Ethics issues aren't going away
I have had a number of people tell me they think the ethics 'stuff' would go away post-election. Once the eyes are on to other things, the scrutiny would fade.
I'm not sure I believe that. We just have to go to look at the exit poll results from Tuesday's mid-term elections, which showed that people were almost as upset about Washington scandals as they were about the war in Iraq
The NYT's Web site lays it out
: Voters were asked how important scandals in government were to determining how they cast their vote, a wopping 41 percent said extremely important and another 33 percent said very important. That is about 74 percent of voters. A mere 7 percent said it was not important.
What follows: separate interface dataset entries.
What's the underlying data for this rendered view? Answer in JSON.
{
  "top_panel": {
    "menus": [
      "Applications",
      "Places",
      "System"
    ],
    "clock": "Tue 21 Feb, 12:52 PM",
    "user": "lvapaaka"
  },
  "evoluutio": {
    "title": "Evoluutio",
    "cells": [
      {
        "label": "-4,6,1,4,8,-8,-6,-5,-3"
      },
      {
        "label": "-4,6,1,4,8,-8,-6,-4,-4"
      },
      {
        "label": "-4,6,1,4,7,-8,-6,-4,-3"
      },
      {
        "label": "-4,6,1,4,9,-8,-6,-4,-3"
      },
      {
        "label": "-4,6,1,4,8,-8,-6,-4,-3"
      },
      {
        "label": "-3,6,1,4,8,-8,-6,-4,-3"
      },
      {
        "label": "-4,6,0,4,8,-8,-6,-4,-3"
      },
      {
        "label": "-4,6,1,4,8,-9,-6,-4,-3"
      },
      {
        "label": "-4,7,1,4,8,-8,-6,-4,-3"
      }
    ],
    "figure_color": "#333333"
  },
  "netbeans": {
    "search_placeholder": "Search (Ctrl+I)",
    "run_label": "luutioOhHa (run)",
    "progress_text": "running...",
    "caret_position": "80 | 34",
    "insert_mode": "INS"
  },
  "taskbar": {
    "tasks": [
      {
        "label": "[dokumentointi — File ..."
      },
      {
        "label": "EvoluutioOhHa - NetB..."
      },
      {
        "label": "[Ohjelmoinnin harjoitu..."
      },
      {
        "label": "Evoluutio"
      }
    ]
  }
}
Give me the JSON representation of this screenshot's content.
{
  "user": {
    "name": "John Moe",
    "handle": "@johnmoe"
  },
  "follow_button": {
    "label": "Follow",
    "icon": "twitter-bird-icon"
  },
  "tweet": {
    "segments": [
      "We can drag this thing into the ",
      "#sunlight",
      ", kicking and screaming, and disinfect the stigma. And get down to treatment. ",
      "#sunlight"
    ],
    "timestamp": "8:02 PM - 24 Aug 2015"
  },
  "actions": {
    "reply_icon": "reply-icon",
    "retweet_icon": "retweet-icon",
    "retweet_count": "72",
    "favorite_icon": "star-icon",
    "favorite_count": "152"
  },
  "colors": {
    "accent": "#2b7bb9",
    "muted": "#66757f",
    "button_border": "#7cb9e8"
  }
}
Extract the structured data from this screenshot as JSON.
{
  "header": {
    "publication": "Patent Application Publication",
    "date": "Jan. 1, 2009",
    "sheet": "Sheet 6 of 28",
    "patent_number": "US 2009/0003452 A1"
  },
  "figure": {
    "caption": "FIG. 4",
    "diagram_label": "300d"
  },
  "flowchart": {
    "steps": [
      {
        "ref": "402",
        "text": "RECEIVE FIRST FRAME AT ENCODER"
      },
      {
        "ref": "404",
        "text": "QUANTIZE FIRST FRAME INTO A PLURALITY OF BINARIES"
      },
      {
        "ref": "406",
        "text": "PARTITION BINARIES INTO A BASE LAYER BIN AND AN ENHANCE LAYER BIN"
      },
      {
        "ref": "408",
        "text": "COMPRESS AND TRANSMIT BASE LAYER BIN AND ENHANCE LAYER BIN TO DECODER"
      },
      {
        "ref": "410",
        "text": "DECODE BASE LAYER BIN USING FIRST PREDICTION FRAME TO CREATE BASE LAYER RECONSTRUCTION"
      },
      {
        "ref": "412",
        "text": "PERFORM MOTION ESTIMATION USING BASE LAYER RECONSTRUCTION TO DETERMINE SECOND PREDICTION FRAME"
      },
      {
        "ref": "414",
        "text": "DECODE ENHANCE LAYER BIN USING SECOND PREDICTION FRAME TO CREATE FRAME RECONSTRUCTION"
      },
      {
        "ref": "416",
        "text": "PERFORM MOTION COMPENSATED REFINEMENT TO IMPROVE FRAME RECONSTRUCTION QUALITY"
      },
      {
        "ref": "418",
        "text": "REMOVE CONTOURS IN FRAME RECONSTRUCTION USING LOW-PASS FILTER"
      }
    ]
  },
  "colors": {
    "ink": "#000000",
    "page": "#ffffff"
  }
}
Given those numbers, it seems unlikely that ethics issues are going anywhere. And with the SARA panel expected to make recommendations in this area
, I'm guessing it will be an issue that will live on.
Meanwhile, here is FCW's earlier story: 5 ethical missteps and how to avoid them
Other election notes:
Election boosts trust in US voting systems [CSM, 11.10.2006]
Exit polls suggest that 88 percent of Americans felt confident in their voting device Tuesday.
Read FCW's e-voting coverage from the 11.6 issue
Voters are caught in an e-voting quandary [Federal Computer Week, Nov. 6, 2006]
Are elections officials naive about e-voting, or are critics just pushing the wrong buttons?
Also, DOD's e-voting efforts
And FCW's editorial calling for paper back-ups
And, just for fun, don't miss The Daily Show's take on e-voting
Posted by Christopher Dorobek on Nov 09, 2006 at 12:15 PM